Instructions for the task: Copy out each line of the data holding "Ctrl".

::: Records for this task

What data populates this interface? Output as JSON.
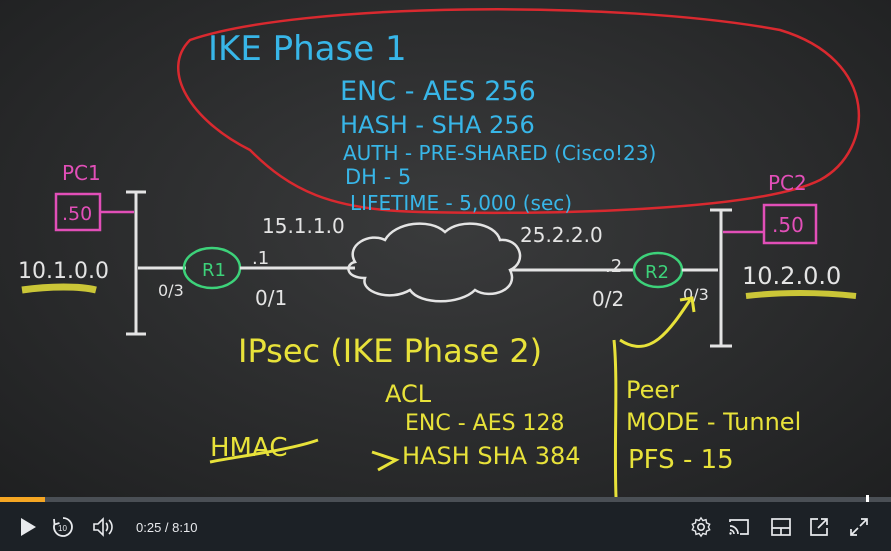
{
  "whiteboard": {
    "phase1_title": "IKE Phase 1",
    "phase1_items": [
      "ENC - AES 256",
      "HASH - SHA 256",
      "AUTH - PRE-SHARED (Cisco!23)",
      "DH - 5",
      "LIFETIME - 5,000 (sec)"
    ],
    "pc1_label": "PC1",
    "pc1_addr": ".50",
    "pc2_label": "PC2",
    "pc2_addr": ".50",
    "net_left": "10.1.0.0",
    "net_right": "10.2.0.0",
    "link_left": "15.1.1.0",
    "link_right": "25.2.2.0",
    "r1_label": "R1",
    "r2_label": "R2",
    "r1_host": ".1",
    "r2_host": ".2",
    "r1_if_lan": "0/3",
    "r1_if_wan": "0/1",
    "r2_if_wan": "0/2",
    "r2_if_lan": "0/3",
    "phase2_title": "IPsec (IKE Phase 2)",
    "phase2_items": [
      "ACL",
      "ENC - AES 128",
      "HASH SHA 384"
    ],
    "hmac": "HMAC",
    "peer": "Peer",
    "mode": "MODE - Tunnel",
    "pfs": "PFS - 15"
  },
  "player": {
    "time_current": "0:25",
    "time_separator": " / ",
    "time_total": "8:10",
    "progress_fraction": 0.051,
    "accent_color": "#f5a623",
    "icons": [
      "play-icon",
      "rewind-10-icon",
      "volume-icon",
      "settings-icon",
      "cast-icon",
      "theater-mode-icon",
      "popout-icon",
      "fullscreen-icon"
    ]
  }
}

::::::
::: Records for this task

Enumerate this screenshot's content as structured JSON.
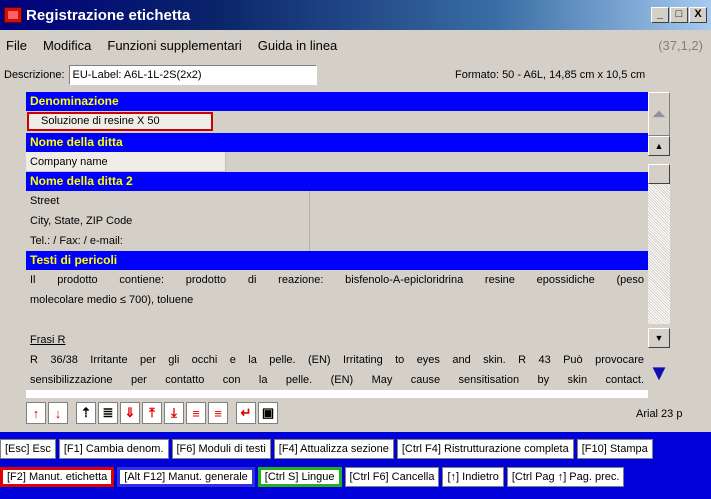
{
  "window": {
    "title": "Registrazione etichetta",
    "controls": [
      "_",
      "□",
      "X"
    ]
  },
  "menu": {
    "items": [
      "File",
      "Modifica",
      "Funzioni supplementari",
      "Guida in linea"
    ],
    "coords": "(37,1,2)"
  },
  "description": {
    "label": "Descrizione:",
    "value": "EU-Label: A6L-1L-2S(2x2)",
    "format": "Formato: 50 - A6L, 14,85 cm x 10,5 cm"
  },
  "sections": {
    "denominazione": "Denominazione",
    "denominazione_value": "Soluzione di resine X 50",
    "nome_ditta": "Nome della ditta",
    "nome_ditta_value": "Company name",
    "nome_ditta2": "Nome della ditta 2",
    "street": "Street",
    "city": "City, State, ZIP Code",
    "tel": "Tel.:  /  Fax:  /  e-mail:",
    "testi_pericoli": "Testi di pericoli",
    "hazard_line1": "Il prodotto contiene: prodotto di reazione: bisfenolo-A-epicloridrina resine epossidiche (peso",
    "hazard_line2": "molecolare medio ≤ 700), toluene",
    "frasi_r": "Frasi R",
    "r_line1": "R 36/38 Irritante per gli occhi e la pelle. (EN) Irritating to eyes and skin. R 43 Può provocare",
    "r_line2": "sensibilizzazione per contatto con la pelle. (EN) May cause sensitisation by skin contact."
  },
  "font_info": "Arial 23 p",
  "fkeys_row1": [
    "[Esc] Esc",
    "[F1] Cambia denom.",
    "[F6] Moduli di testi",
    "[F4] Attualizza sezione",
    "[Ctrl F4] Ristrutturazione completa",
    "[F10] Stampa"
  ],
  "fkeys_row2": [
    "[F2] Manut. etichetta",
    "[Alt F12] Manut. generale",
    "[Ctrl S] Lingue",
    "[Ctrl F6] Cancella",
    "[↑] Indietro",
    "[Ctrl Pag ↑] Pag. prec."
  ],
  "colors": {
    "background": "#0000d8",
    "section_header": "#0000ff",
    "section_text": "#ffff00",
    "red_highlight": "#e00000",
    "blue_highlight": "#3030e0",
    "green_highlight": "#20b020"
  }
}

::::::
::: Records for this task

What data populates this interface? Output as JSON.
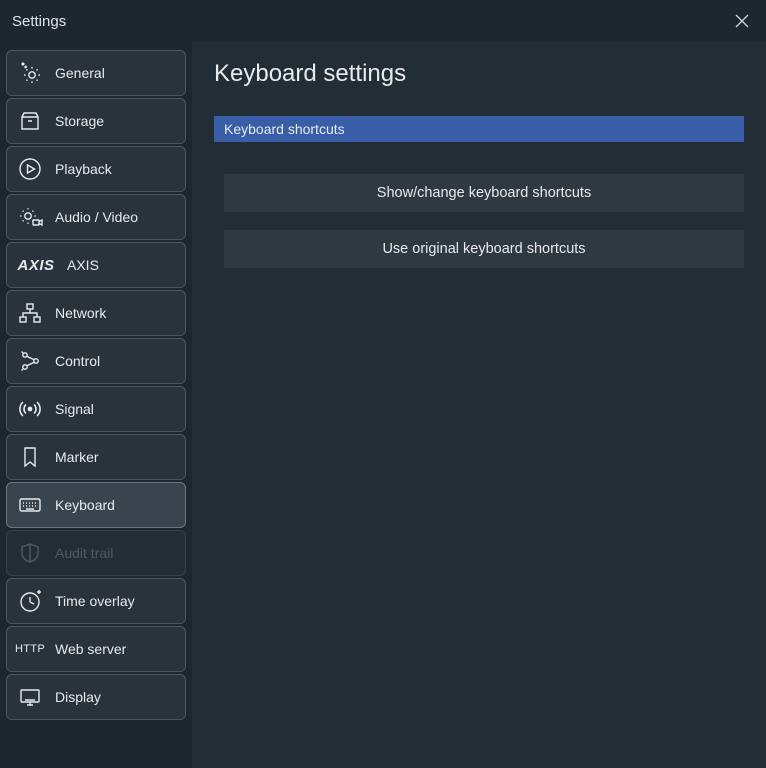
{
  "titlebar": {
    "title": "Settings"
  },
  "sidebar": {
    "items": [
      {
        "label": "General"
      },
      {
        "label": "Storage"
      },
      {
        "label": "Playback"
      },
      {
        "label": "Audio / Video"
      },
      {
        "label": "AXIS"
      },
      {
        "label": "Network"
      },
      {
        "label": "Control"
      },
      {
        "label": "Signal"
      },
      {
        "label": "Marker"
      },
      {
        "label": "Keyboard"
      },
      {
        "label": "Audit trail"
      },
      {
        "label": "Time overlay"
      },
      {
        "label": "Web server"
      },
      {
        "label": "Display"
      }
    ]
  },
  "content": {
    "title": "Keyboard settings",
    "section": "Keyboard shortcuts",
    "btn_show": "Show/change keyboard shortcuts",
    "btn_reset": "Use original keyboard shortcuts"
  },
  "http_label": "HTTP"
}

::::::

Response for this exercise:
    "[Ctrl F4] Ristrutturazione completa",
    "[Ctrl S] Lingue",
    "[Ctrl F6] Cancella",
    "[Ctrl Pag ↑] Pag. prec."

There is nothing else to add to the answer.